As a result, seniors lose nearly $3 billion annually due to various scams, schemes, and fraudulent practices perpetrated online or via telephone. What’s more, since many of these financial crimes go unreported or are otherwise untraceable, most of the lost funds are never recovered. These facts should make Internet and phone scams a major concern for all seniors or their legal guardians.
If you are a senior or are concerned about protecting a parent or grandparent, then you should be particularly aware of these five Internet and phone scams:
- Medical scams: From counterfeit prescription drugs to “miracle”cures, anti-aging products, and fake health insurance policies, today’s con artists are relentless in trying to peddle medical-related goods and services to unsuspecting victims.
- Financial scams: There are far too many financial scams to enumerate here, but some common ones include the promise of very high returns on investments, refinance assistance on mortgages, and bogus sweepstakes or lottery winner notifications that require advanced fees to claim the prize.

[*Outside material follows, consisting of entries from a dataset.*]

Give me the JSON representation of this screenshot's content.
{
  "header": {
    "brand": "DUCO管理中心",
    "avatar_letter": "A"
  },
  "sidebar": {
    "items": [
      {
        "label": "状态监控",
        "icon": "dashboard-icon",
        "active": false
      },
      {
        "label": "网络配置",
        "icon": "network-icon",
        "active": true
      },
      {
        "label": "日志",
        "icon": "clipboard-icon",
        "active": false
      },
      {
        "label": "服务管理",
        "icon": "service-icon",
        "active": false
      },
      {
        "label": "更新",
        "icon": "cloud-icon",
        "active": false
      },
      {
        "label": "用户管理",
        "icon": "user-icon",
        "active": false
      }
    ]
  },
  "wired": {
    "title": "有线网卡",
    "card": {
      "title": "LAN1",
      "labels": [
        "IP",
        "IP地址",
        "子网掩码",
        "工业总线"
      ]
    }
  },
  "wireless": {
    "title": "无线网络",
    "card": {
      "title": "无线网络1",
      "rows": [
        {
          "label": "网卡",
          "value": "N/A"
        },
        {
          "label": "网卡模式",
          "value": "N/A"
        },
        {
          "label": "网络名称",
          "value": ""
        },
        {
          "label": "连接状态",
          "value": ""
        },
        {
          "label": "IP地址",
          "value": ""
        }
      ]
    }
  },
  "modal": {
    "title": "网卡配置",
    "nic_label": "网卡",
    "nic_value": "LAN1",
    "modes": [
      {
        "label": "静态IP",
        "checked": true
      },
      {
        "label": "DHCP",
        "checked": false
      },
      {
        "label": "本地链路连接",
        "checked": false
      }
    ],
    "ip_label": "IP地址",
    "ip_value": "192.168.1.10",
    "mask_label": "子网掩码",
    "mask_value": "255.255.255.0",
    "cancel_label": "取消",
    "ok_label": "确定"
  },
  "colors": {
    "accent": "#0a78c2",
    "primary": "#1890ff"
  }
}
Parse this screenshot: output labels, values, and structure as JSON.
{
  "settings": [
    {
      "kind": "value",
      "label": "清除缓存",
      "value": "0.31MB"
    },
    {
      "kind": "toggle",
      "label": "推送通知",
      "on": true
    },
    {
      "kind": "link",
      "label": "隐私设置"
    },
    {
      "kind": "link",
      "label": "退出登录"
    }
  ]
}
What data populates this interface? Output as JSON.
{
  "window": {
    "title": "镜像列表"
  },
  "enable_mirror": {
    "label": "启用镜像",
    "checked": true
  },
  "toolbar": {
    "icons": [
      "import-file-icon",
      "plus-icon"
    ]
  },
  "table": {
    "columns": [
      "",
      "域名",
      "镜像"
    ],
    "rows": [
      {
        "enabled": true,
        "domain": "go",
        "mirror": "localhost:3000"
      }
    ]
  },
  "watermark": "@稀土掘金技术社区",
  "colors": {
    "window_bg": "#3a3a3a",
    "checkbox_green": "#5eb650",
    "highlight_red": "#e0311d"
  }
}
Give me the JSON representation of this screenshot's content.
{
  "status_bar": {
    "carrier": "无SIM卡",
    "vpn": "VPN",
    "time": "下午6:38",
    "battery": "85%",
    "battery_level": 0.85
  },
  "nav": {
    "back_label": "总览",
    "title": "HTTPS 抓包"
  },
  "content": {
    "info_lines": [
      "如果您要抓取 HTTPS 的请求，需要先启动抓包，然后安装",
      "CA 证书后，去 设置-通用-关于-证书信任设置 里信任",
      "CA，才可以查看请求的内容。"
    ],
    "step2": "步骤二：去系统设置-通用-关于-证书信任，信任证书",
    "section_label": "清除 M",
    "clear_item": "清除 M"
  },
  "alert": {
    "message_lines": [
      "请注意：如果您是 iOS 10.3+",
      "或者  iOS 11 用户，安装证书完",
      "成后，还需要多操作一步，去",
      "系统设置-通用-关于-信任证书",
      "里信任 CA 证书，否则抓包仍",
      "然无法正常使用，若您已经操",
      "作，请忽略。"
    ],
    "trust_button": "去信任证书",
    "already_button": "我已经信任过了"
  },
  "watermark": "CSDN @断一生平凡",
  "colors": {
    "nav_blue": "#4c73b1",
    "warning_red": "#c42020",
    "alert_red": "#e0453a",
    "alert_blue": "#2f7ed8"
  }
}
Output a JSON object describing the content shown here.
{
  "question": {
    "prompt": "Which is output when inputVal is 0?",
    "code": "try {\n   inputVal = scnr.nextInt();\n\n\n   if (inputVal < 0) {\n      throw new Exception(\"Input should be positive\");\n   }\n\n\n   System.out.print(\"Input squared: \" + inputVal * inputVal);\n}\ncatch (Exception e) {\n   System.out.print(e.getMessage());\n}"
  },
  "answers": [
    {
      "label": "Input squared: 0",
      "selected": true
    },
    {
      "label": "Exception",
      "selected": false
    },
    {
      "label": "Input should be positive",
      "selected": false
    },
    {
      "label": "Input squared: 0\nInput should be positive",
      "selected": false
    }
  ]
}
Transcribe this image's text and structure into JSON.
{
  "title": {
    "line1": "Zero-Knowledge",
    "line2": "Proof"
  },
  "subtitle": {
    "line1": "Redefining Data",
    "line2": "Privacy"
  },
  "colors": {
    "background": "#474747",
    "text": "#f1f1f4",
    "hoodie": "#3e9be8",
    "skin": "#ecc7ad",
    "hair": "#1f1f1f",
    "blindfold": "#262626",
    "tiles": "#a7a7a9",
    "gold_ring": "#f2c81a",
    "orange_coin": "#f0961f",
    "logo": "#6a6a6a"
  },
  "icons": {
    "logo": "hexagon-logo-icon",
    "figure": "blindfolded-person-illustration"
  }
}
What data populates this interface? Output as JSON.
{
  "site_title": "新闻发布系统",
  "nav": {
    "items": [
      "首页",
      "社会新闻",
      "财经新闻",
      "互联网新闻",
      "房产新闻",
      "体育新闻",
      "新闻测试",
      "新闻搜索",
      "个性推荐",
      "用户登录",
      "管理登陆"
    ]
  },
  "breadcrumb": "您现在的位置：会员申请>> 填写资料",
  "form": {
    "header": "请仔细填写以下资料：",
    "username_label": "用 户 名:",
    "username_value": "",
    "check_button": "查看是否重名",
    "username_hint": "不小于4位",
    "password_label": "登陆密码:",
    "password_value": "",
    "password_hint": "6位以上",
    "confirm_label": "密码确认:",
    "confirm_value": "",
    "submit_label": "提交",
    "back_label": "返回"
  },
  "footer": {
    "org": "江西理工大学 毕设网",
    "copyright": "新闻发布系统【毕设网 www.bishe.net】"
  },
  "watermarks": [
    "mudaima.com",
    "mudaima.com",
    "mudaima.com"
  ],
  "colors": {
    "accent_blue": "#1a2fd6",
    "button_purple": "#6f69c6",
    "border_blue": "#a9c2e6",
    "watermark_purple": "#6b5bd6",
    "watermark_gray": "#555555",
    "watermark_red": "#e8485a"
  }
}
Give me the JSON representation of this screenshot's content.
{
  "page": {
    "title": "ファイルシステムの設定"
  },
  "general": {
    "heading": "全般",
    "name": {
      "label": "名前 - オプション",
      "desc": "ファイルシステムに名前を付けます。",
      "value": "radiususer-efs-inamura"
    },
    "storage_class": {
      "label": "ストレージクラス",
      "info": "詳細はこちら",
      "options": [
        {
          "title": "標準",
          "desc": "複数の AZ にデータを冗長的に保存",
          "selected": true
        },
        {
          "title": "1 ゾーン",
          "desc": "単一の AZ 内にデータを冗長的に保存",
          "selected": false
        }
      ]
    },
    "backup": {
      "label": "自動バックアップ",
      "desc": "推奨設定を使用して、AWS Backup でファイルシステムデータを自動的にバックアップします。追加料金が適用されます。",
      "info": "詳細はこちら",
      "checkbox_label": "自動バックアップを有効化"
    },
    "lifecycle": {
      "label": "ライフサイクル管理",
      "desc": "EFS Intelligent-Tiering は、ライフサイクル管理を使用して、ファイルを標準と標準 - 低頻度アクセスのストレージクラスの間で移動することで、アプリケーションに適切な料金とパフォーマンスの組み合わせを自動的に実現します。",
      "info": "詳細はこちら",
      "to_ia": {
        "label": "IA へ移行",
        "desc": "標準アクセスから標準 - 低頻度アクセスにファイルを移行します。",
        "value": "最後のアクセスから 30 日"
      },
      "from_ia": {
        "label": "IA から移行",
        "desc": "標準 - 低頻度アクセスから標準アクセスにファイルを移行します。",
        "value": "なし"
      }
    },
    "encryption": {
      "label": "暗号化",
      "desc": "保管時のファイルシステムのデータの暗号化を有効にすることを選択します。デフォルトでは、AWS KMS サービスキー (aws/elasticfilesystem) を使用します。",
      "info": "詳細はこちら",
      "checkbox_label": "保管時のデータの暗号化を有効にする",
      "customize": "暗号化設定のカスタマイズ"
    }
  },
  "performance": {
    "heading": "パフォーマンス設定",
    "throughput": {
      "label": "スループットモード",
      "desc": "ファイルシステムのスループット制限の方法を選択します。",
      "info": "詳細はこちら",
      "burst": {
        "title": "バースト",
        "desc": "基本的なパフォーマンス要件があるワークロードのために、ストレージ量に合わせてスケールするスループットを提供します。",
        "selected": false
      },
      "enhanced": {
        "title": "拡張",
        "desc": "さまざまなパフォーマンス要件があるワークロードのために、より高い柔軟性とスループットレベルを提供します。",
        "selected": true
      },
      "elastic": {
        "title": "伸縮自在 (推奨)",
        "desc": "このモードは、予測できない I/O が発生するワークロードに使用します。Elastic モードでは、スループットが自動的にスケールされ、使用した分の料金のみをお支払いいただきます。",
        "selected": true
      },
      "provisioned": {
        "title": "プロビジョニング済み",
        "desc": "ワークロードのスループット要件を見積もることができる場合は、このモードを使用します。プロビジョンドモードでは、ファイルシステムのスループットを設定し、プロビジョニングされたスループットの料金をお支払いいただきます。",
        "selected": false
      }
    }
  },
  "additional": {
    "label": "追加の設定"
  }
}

- Grandparent/“It’s me” scams: In this well-publicized scam, a caller poses as the target’s grandchild or relative and asks for an immediate bank or wire transfer to get out of an emergency situation. Often, the caller doesn’t even use a name, instead saying something along the lines of “Hi Grandma, it’s me” before rushing into a well-rehearsed sob story.
- Funeral/Cemetery/Debt scams: Criminals prey on grieving family members by claiming that a recently deceased person, whose details were gleaned from the obituary page, owes an outstanding debt or has purchased (but not yet paid for) funeral services or a cemetery plot from a particular company.
- Computer virus scam: Would-be identity thieves pose as IT specialists and tell targets that their computer has been infected with a virus. The thieves then instruct the target to log onto a website that will supposedly fix the problem, but actually allows the target’s computer to be controlled and scanned for personal information.
The best way to protect your assets against scams and cons like the ones listed here is never to reveal sensitive data, such as your social security number, credit card number, or bank account information, to people or companies you’ve never heard of and to be wary of any deals that sounds too good to be true. Legitimate offers can be researched, vetted, and verified, so take your time before making any decisions that have the potential to impact your financial stability.